■ Collected data
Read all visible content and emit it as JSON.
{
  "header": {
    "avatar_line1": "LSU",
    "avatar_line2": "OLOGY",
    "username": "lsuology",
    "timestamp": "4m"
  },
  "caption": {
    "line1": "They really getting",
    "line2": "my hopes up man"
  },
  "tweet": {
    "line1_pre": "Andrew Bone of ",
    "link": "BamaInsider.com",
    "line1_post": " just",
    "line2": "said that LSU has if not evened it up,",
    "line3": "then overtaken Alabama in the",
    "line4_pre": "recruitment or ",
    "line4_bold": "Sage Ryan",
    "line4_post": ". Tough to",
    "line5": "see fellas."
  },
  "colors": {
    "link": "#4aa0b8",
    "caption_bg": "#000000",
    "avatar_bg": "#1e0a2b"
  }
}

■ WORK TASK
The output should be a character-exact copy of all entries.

■ EXERCISE ANSWER
Read all visible content and emit it as JSON.
{
  "header": {
    "avatar_line1": "LSU",
    "avatar_line2": "OLOGY",
    "username": "lsuology",
    "timestamp": "4m"
  },
  "caption": {
    "line1": "They really getting",
    "line2": "my hopes up man"
  },
  "tweet": {
    "line1_pre": "Andrew Bone of ",
    "link": "BamaInsider.com",
    "line1_post": " just",
    "line2": "said that LSU has if not evened it up,",
    "line3": "then overtaken Alabama in the",
    "line4_pre": "recruitment or ",
    "line4_bold": "Sage Ryan",
    "line4_post": ". Tough to",
    "line5": "see fellas."
  },
  "colors": {
    "link": "#4aa0b8",
    "caption_bg": "#000000",
    "avatar_bg": "#1e0a2b"
  }
}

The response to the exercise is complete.